In March Liberians marked Decoration Day, when relatives honor the dead by laying flowers and spending time at their graves. It was a time for those who lost their loved ones to Ebola to seek some closure – many victims are cremated or buried in mass graves without funerals to avoid the risk of spreading infection through the highly contagious bodies, Almost 10,000 people had died in Guinea, Sierra Leone and Liberia at the time.
“They was burning people at first, we never thought about grave. But for now for us here we have got grave and transferring those bodies here really it’s something great,” said Donwon Dahn, an Ebola Survivor.
On November 28, a one-month-old baby girl named Nubia, who was Guinea’s last reported Ebola case left hospital delighting medical staff and putting the country on course to be declared free of the virus.
Guinea will become officially Ebola-free after 42 days if no new cases are reported following the recovery of baby Nubia — said to be the first baby to survive, after being born to an infected mother.
Nubia’s mother didn’t survive the virus. The baby was handed over to her family who came to meet her for the first time.
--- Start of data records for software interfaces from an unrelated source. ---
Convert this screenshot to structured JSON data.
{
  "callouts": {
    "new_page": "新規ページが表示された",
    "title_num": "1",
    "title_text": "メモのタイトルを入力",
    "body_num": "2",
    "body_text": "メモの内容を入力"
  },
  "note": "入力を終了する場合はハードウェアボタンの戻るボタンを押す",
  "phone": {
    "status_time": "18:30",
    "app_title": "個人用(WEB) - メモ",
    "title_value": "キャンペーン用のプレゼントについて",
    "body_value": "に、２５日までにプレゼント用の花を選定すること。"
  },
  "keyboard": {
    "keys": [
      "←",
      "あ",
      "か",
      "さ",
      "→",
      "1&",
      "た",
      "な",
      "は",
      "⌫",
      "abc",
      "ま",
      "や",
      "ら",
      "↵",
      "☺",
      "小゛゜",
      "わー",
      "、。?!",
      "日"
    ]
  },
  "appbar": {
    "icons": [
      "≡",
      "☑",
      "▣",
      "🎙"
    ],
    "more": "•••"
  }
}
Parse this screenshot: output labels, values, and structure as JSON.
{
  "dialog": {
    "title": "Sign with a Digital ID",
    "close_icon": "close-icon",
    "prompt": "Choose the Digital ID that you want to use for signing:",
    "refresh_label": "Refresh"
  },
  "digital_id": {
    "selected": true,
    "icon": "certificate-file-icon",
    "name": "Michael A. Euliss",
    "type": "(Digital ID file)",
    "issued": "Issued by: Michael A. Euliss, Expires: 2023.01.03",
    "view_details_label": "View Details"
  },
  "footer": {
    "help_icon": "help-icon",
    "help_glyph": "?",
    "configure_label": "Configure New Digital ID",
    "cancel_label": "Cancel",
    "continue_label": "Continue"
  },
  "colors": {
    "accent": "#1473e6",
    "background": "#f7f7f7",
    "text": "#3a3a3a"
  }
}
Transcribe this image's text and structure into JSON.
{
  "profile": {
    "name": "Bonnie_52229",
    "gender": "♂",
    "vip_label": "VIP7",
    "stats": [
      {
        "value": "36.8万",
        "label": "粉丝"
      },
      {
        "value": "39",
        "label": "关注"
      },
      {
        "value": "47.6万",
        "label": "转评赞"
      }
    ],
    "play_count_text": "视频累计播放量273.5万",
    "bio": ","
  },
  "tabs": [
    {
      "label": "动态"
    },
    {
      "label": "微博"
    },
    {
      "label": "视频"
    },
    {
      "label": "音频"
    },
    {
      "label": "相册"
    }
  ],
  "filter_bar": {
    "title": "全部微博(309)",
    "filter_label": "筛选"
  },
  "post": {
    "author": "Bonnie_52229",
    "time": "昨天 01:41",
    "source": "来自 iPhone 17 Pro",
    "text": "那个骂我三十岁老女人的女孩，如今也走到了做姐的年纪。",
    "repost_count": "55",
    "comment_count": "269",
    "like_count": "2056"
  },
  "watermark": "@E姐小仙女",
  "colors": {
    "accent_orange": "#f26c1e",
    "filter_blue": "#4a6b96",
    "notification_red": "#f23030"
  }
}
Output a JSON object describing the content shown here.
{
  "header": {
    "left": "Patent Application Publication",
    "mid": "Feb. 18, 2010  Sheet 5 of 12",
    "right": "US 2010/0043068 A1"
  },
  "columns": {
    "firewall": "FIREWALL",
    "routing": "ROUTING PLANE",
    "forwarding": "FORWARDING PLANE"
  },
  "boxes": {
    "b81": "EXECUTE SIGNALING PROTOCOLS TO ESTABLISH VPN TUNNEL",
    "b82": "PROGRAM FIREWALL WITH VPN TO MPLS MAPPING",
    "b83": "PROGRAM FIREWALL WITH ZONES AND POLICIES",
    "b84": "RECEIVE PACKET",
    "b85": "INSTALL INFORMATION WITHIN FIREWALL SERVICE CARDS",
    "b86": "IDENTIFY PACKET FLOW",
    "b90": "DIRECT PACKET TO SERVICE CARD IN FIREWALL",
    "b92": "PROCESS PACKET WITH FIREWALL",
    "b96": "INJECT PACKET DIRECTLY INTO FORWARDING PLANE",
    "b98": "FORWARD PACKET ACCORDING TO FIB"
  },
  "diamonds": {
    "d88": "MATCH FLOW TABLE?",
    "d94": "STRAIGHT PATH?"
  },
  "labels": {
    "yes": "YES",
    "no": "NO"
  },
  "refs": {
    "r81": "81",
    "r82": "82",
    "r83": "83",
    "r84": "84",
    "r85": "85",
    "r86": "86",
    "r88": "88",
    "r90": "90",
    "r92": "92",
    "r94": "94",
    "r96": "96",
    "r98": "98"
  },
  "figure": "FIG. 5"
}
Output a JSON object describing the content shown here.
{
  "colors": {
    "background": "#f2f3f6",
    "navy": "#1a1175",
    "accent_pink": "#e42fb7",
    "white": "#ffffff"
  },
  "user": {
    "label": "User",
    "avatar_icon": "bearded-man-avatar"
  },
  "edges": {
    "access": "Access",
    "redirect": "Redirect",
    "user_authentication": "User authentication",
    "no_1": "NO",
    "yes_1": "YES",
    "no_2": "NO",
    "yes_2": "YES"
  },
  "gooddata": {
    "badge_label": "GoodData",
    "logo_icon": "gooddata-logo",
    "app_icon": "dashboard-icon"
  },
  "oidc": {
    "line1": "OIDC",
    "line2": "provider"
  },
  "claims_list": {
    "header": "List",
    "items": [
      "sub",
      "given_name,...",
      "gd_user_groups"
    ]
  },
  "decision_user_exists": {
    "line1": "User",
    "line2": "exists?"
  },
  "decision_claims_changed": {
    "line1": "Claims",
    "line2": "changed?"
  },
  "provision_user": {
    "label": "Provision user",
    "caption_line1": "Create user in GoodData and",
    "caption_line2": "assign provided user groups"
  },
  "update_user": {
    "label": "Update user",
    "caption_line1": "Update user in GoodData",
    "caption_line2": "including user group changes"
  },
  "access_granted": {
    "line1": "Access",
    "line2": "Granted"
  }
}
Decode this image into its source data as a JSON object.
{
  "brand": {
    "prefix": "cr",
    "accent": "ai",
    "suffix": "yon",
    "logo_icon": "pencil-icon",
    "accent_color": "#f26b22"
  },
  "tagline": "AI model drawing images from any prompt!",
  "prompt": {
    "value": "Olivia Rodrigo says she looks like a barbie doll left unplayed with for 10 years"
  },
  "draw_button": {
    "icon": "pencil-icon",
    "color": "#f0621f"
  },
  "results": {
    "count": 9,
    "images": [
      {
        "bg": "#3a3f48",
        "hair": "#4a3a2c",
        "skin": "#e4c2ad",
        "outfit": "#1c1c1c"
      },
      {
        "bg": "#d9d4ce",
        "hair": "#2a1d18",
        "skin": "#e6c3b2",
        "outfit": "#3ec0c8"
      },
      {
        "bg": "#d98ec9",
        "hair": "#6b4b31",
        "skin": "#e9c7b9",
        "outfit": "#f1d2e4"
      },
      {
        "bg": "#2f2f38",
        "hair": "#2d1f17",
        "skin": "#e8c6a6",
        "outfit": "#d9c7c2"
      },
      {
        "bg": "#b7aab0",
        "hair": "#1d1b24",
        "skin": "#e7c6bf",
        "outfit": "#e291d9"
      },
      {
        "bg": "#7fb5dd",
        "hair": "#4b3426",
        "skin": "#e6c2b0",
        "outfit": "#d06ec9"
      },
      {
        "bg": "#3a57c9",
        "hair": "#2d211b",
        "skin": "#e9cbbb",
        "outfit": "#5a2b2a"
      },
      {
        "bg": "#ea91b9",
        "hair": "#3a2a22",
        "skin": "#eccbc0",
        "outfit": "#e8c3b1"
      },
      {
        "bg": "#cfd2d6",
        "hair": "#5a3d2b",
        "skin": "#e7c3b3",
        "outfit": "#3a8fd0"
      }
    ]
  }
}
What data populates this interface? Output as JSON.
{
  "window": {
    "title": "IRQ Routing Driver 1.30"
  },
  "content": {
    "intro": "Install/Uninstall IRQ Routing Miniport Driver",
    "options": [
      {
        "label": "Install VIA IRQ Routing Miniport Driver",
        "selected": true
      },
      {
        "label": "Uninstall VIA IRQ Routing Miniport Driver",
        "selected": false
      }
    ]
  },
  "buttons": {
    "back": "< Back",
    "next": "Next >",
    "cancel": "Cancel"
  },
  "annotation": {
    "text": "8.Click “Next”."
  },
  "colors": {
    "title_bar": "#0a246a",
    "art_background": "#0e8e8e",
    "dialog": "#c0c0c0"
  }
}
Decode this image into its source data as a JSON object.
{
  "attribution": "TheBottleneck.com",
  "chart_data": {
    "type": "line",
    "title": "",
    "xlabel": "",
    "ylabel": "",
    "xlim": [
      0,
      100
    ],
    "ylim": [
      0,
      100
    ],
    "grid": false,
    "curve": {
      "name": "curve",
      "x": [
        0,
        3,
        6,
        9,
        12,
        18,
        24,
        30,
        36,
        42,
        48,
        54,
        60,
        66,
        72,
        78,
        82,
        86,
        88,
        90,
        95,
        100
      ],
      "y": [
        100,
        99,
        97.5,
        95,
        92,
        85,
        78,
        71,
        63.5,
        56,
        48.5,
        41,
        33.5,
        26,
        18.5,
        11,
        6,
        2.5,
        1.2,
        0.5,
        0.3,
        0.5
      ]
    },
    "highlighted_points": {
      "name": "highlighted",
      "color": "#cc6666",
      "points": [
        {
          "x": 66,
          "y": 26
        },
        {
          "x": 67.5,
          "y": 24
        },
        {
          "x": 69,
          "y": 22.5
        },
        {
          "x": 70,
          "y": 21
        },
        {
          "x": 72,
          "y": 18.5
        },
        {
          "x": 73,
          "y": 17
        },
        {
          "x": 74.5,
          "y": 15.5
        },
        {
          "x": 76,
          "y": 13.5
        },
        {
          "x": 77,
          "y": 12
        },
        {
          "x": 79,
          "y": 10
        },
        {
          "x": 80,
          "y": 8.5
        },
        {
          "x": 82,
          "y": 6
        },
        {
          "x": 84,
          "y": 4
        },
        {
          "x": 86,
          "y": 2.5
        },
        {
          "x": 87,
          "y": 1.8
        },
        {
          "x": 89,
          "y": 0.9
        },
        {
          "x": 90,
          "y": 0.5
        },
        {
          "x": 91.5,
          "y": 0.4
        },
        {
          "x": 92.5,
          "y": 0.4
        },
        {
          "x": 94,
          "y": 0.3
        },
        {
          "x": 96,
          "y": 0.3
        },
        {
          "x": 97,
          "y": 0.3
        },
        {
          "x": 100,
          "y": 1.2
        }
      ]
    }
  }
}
“I am happy today, because since her birth I have never seen her. Today, thanks to God for putting her in the hands of these doctors here who took care of her and she will be released. It makes me happy – and it makes the people of Guinea happy,” said Saidouba Soumatt, Nubia’s Father.
Nubia, who was born Ebola-positive and named after an MSF nurse, was able to survive due to experimental drugs as well as round-the-clock care given by a 20-strong team.
Scientists are closely monitoring the virus and warn that Ebola can lie dormant and hide in parts of the body such as the eyes and testicles, and rare cases of the virus re-emerging have been reported.
A new outbreak has been reported in Liberia months after the country was declared free of the virus thought to have stemmed from a survivor who became infectious again after her immune system was weakened by pregnancy.